- Exercise directions:
Exact reproduction of the data is required, with images excluded.
[[ Data for the task open ]]
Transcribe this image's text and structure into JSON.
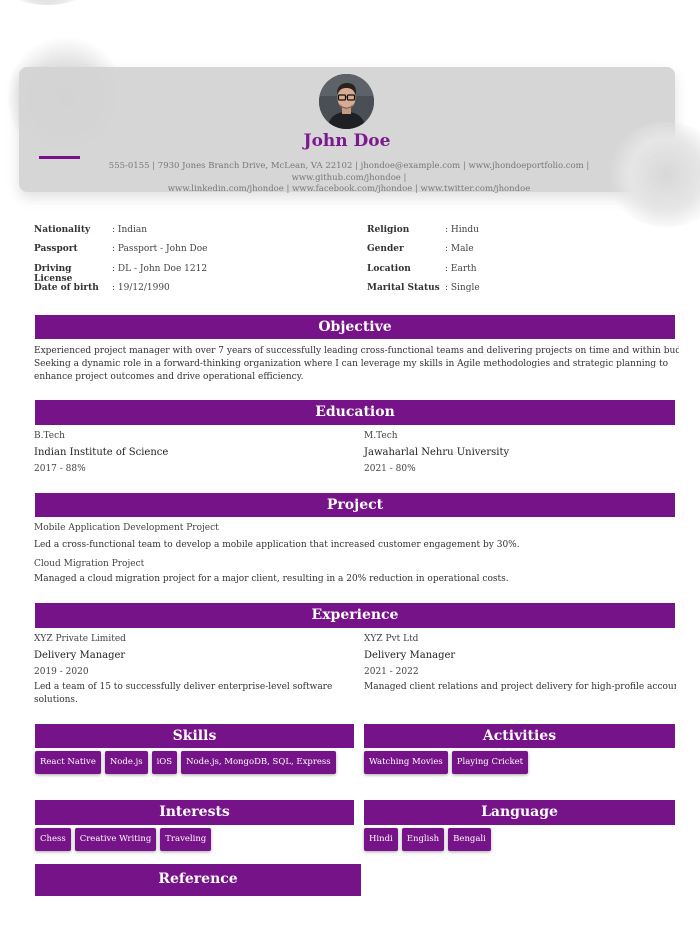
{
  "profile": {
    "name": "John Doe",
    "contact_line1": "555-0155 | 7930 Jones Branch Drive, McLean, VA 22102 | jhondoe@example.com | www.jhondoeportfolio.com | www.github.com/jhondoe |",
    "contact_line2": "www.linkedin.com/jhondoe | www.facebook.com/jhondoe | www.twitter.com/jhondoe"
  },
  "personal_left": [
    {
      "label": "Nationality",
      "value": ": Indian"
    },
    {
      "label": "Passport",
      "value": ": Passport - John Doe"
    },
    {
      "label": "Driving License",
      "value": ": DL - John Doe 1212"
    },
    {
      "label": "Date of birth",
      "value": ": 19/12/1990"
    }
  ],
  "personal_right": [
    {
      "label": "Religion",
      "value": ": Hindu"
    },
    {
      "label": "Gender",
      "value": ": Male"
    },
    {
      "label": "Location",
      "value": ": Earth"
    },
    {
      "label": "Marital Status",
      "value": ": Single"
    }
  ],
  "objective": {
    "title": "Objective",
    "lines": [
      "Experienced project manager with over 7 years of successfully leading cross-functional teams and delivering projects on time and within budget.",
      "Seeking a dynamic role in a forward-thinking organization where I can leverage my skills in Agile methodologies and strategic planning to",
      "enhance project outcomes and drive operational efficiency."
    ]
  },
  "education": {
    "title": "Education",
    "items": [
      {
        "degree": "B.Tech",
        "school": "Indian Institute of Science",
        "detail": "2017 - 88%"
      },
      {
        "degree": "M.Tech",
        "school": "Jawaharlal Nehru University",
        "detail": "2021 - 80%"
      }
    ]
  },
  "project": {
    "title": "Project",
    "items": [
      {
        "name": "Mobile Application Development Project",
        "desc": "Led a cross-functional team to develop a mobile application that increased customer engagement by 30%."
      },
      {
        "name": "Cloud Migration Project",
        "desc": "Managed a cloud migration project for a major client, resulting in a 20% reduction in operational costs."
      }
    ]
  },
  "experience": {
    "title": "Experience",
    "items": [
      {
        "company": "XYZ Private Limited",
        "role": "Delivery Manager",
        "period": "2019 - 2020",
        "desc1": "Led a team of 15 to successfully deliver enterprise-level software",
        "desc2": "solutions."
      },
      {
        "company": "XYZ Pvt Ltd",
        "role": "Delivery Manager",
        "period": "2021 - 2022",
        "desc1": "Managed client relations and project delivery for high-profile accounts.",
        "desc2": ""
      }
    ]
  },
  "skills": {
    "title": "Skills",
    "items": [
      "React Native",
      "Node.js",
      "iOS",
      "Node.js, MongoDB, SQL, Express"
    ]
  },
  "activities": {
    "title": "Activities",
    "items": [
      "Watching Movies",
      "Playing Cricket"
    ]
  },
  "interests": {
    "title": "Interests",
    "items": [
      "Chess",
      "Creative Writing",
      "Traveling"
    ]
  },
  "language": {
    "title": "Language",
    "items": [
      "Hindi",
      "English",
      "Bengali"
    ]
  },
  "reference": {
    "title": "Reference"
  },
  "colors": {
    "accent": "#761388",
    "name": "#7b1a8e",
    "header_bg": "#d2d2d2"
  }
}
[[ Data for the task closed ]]
- Solved exercise:
Transcribe this image's text and structure into JSON.
{
  "profile": {
    "name": "John Doe",
    "contact_line1": "555-0155 | 7930 Jones Branch Drive, McLean, VA 22102 | jhondoe@example.com | www.jhondoeportfolio.com | www.github.com/jhondoe |",
    "contact_line2": "www.linkedin.com/jhondoe | www.facebook.com/jhondoe | www.twitter.com/jhondoe"
  },
  "personal_left": [
    {
      "label": "Nationality",
      "value": ": Indian"
    },
    {
      "label": "Passport",
      "value": ": Passport - John Doe"
    },
    {
      "label": "Driving License",
      "value": ": DL - John Doe 1212"
    },
    {
      "label": "Date of birth",
      "value": ": 19/12/1990"
    }
  ],
  "personal_right": [
    {
      "label": "Religion",
      "value": ": Hindu"
    },
    {
      "label": "Gender",
      "value": ": Male"
    },
    {
      "label": "Location",
      "value": ": Earth"
    },
    {
      "label": "Marital Status",
      "value": ": Single"
    }
  ],
  "objective": {
    "title": "Objective",
    "lines": [
      "Experienced project manager with over 7 years of successfully leading cross-functional teams and delivering projects on time and within budget.",
      "Seeking a dynamic role in a forward-thinking organization where I can leverage my skills in Agile methodologies and strategic planning to",
      "enhance project outcomes and drive operational efficiency."
    ]
  },
  "education": {
    "title": "Education",
    "items": [
      {
        "degree": "B.Tech",
        "school": "Indian Institute of Science",
        "detail": "2017 - 88%"
      },
      {
        "degree": "M.Tech",
        "school": "Jawaharlal Nehru University",
        "detail": "2021 - 80%"
      }
    ]
  },
  "project": {
    "title": "Project",
    "items": [
      {
        "name": "Mobile Application Development Project",
        "desc": "Led a cross-functional team to develop a mobile application that increased customer engagement by 30%."
      },
      {
        "name": "Cloud Migration Project",
        "desc": "Managed a cloud migration project for a major client, resulting in a 20% reduction in operational costs."
      }
    ]
  },
  "experience": {
    "title": "Experience",
    "items": [
      {
        "company": "XYZ Private Limited",
        "role": "Delivery Manager",
        "period": "2019 - 2020",
        "desc1": "Led a team of 15 to successfully deliver enterprise-level software",
        "desc2": "solutions."
      },
      {
        "company": "XYZ Pvt Ltd",
        "role": "Delivery Manager",
        "period": "2021 - 2022",
        "desc1": "Managed client relations and project delivery for high-profile accounts.",
        "desc2": ""
      }
    ]
  },
  "skills": {
    "title": "Skills",
    "items": [
      "React Native",
      "Node.js",
      "iOS",
      "Node.js, MongoDB, SQL, Express"
    ]
  },
  "activities": {
    "title": "Activities",
    "items": [
      "Watching Movies",
      "Playing Cricket"
    ]
  },
  "interests": {
    "title": "Interests",
    "items": [
      "Chess",
      "Creative Writing",
      "Traveling"
    ]
  },
  "language": {
    "title": "Language",
    "items": [
      "Hindi",
      "English",
      "Bengali"
    ]
  },
  "reference": {
    "title": "Reference"
  },
  "colors": {
    "accent": "#761388",
    "name": "#7b1a8e",
    "header_bg": "#d2d2d2"
  }
}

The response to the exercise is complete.